2. Process of Elimination. Inspections should focus first on the more obvious sites for breeding such as drains, trash receptacles and wet debris trapped in cracks at floor level (use a putty knife or spatula). If phorid flies are not located or continue to be an issue after steps have been taken to clean up those breeding sites, you will have to look deeper. If walls are wet and could have flies breeding within, drill a small hole into the wall void(s) and tape a clear plastic cup containing an insect monitoring trap over the hole. Check it the next day. Adult flies, if inside the wall, will fly to the light coming through the hole and be snared on the trap. Any walls with flies will need to be opened by the maintenance staff to determine the issue and then corrected.
If a broken drain line is suspected beneath a slab floor, you can use the same clear cup/trap technique after drilling holes through the slab in areas where you suspect the drain line might be fractured or leaking. It may take a couple of days for flies to begin emerging from under the slab into the cups and if they do, then the customer needs to employ a plumber to scope the drain lines, find and fix the break.
With drain line breaks, it is extremely important that all wet, contaminated soil be removed and replaced with fresh soil at the time the drain line is repaired. If the contaminated soil remains, phorid flies will continue to breed and invade the building above. This fact also holds true for sub-slab drain line breaks involving moth flies.
3. The Odd Cases. With phorid flies, you can run into the once-in-a-lifetime kind of infestation.
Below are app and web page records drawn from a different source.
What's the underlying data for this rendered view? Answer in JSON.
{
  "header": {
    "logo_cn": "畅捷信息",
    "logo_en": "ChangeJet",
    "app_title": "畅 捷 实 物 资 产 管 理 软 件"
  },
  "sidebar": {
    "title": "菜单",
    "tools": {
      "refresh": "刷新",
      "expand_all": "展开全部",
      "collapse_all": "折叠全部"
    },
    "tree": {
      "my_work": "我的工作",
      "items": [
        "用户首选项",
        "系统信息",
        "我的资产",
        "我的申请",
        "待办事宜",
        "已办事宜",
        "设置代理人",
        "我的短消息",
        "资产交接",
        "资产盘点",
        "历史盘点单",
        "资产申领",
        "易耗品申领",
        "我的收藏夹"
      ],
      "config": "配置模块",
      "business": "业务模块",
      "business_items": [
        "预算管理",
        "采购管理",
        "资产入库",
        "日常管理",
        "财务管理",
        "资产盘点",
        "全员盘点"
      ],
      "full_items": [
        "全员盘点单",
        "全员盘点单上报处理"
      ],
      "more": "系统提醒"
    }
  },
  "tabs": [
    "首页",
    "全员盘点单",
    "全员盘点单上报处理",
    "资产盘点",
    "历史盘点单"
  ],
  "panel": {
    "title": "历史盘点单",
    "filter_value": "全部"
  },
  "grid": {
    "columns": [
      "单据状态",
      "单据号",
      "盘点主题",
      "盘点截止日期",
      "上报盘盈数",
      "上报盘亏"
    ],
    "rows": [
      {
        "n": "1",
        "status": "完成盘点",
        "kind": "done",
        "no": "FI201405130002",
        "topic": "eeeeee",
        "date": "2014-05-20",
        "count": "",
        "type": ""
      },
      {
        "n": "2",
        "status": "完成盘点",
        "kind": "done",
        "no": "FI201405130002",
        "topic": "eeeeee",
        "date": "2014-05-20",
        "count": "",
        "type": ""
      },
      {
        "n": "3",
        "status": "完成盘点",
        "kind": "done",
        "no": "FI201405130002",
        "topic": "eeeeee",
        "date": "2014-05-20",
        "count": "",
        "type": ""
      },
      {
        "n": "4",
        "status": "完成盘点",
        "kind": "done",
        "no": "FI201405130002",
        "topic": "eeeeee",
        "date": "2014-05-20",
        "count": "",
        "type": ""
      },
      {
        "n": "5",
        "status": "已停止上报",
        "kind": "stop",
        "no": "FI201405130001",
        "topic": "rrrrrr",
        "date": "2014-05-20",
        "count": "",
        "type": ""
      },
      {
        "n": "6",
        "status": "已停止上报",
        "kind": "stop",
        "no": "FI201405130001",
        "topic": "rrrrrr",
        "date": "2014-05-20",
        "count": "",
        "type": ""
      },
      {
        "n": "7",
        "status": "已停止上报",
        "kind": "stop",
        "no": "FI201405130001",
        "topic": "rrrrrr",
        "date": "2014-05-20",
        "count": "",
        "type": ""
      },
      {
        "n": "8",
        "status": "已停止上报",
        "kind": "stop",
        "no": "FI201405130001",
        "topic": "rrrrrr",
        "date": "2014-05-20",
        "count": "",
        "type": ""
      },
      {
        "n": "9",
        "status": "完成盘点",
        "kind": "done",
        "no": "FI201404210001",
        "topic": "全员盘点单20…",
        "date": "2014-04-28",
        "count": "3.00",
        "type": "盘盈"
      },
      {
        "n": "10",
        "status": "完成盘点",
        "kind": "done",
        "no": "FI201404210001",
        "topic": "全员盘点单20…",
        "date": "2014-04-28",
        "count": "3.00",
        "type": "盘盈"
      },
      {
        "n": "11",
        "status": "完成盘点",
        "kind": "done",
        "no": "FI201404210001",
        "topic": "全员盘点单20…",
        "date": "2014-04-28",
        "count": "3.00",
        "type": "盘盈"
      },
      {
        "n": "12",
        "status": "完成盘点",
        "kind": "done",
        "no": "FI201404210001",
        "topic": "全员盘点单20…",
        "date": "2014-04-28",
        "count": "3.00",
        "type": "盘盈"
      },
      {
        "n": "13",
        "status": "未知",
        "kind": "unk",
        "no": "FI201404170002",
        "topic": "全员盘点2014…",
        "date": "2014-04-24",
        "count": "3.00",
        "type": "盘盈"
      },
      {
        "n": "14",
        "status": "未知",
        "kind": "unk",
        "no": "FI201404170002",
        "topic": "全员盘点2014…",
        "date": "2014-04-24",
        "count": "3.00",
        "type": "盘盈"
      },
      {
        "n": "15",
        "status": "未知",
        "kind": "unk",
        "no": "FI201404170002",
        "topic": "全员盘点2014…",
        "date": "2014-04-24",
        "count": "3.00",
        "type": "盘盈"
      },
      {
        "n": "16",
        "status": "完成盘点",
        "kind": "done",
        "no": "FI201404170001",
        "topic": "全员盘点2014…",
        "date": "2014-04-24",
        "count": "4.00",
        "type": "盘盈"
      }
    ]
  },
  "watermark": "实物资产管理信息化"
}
Be prepared to ask the customer about a building’s history and construction. A case involving a bathroom in a new Florida home was discovered when the pest professional opened the block foundation to access the bath trap under the soaker tub. Within the hollow blocks, he found a bag of feces a construction worker had tucked inside during construction.
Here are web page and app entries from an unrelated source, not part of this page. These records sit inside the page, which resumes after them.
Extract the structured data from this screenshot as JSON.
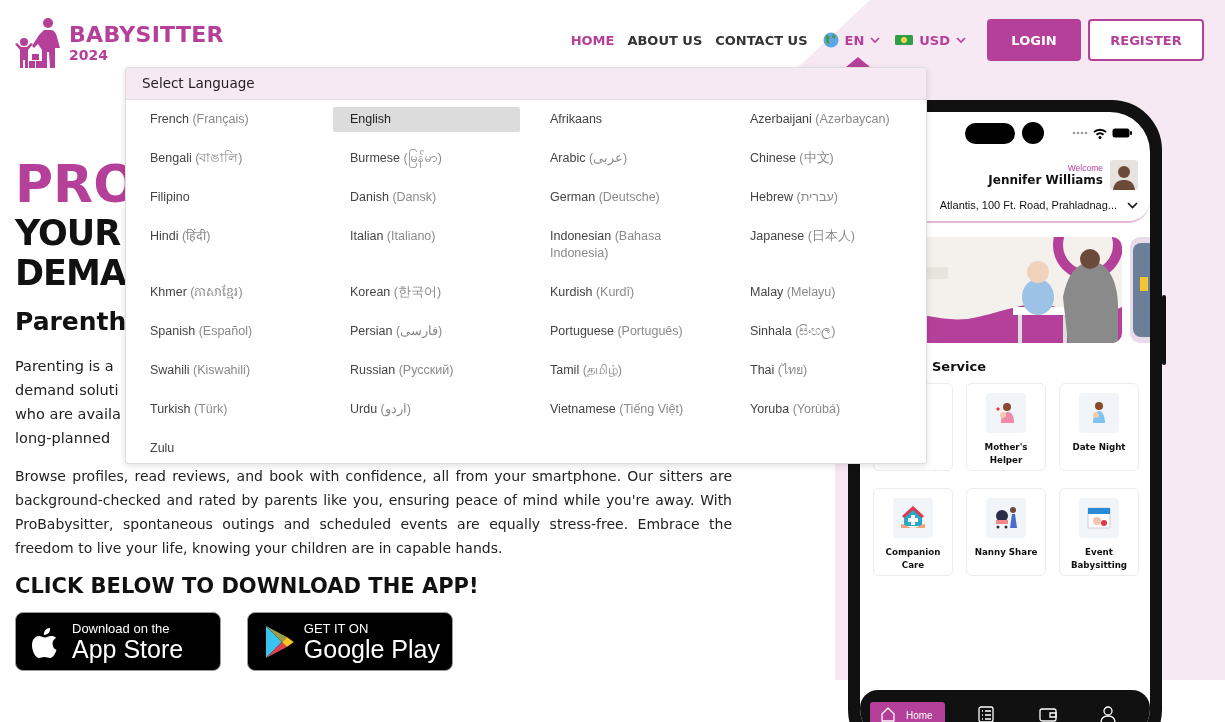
{
  "logo": {
    "title": "BABYSITTER",
    "year": "2024"
  },
  "nav": [
    {
      "label": "HOME",
      "selected": true
    },
    {
      "label": "ABOUT US",
      "selected": false
    },
    {
      "label": "CONTACT US",
      "selected": false
    }
  ],
  "language_selector": {
    "label": "EN",
    "expanded": true
  },
  "currency_selector": {
    "label": "USD"
  },
  "buttons": [
    {
      "label": "LOGIN",
      "kind": "filled"
    },
    {
      "label": "REGISTER",
      "kind": "outline"
    }
  ],
  "hero": {
    "title_fragment": "PRO",
    "subtitle_fragments": [
      "YOUR",
      "DEMA"
    ],
    "heading_fragment": "Parenth",
    "intro_fragments": [
      "Parenting is a",
      "demand soluti",
      "who are availa",
      "long-planned"
    ],
    "body": "Browse profiles, read reviews, and book with confidence, all from your smartphone. Our sitters are background-checked and rated by parents like you, ensuring peace of mind while you're away. With ProBabysitter, spontaneous outings and scheduled events are equally stress-free. Embrace the freedom to live your life, knowing your children are in capable hands.",
    "download_heading": "CLICK BELOW TO DOWNLOAD THE APP!",
    "store_badges": [
      {
        "kind": "apple",
        "small": "Download on the",
        "big": "App Store"
      },
      {
        "kind": "google",
        "small": "GET IT ON",
        "big": "Google Play"
      }
    ]
  },
  "language_menu": {
    "title": "Select Language",
    "languages": [
      {
        "name": "French",
        "native": "(Français)",
        "selected": false
      },
      {
        "name": "English",
        "selected": true
      },
      {
        "name": "Afrikaans",
        "selected": false
      },
      {
        "name": "Azerbaijani",
        "native": "(Azərbaycan)",
        "selected": false
      },
      {
        "name": "Bengali",
        "native": "(বাঙালি)",
        "selected": false
      },
      {
        "name": "Burmese",
        "native": "(မြန်မာ)",
        "selected": false
      },
      {
        "name": "Arabic",
        "native": "(عربى)",
        "selected": false
      },
      {
        "name": "Chinese",
        "native": "(中文)",
        "selected": false
      },
      {
        "name": "Filipino",
        "selected": false
      },
      {
        "name": "Danish",
        "native": "(Dansk)",
        "selected": false
      },
      {
        "name": "German",
        "native": "(Deutsche)",
        "selected": false
      },
      {
        "name": "Hebrew",
        "native": "(עברית)",
        "selected": false
      },
      {
        "name": "Hindi",
        "native": "(हिंदी)",
        "selected": false
      },
      {
        "name": "Italian",
        "native": "(Italiano)",
        "selected": false
      },
      {
        "name": "Indonesian",
        "native": "(Bahasa Indonesia)",
        "selected": false
      },
      {
        "name": "Japanese",
        "native": "(日本人)",
        "selected": false
      },
      {
        "name": "Khmer",
        "native": "(ភាសាខ្មែរ)",
        "selected": false
      },
      {
        "name": "Korean",
        "native": "(한국어)",
        "selected": false
      },
      {
        "name": "Kurdish",
        "native": "(Kurdî)",
        "selected": false
      },
      {
        "name": "Malay",
        "native": "(Melayu)",
        "selected": false
      },
      {
        "name": "Spanish",
        "native": "(Español)",
        "selected": false
      },
      {
        "name": "Persian",
        "native": "(فارسی)",
        "selected": false
      },
      {
        "name": "Portuguese",
        "native": "(Português)",
        "selected": false
      },
      {
        "name": "Sinhala",
        "native": "(සිංහල)",
        "selected": false
      },
      {
        "name": "Swahili",
        "native": "(Kiswahili)",
        "selected": false
      },
      {
        "name": "Russian",
        "native": "(Русский)",
        "selected": false
      },
      {
        "name": "Tamil",
        "native": "(தமிழ்)",
        "selected": false
      },
      {
        "name": "Thai",
        "native": "(ไทย)",
        "selected": false
      },
      {
        "name": "Turkish",
        "native": "(Türk)",
        "selected": false
      },
      {
        "name": "Urdu",
        "native": "(اردو)",
        "selected": false
      },
      {
        "name": "Vietnamese",
        "native": "(Tiếng Việt)",
        "selected": false
      },
      {
        "name": "Yoruba",
        "native": "(Yorùbá)",
        "selected": false
      },
      {
        "name": "Zulu",
        "selected": false
      }
    ]
  },
  "phone": {
    "welcome": "Welcome",
    "user_name": "Jennifer Williams",
    "address": "Atlantis, 100 Ft. Road, Prahladnag...",
    "section_title": "Service",
    "services": [
      {
        "kind": "covered"
      },
      {
        "kind": "helper",
        "label": "Mother's Helper"
      },
      {
        "kind": "night",
        "label": "Date Night"
      },
      {
        "kind": "companion",
        "label": "Companion Care"
      },
      {
        "kind": "nanny",
        "label": "Nanny Share"
      },
      {
        "kind": "event",
        "label": "Event Babysitting"
      }
    ],
    "tabs": [
      {
        "kind": "home",
        "label": "Home",
        "selected": true
      },
      {
        "kind": "list",
        "selected": false
      },
      {
        "kind": "wallet",
        "selected": false
      },
      {
        "kind": "profile",
        "selected": false
      }
    ]
  }
}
A well known pest management consultant spent many days deducing the source of a major phorid fly problem in a hospital. Ultimately, he discovered the contractor had incorrectly installed the drain line system under the kitchen floor and for months food-laden water had been accumulating in the soil underneath. It took weeks of excavation of soil and installing the drain lines correctly to remedy the situation.
A large commercial building was discovered to have been constructed over a site where a soybean storage once stood. Apparently, a considerable amount of rotting soybeans had been covered with soil rather than removed, thus providing a continuous source of phorid flies filtering up into the building. Since the soybeans could not be removed, a “sump” area was dug under the slab where most of the fly activity filtering into the building appeared to originate. A light hung in the sump served to attract flies under the slab to the sump where a pipe and fan were used to direct them outside.
SUMMARY. Flies are adaptable creatures and nothing you discover should ever surprise you. Just remember that the flies we deal with all require moist, decaying organic materials of some kind to breed. Finding where these exist in and around a building and confirming which are being exploited by your target fly will often test your skills as a pest investigator. Be sure to question the customer and their maintenance staff about plumbing and maintenance issues and get them involved in cleaning up and making necessary repairs. Otherwise, flies will persist and your customers may be unhappy with your service.
The author is founder of Stoy Pest Consulting, Lakeland, Tenn.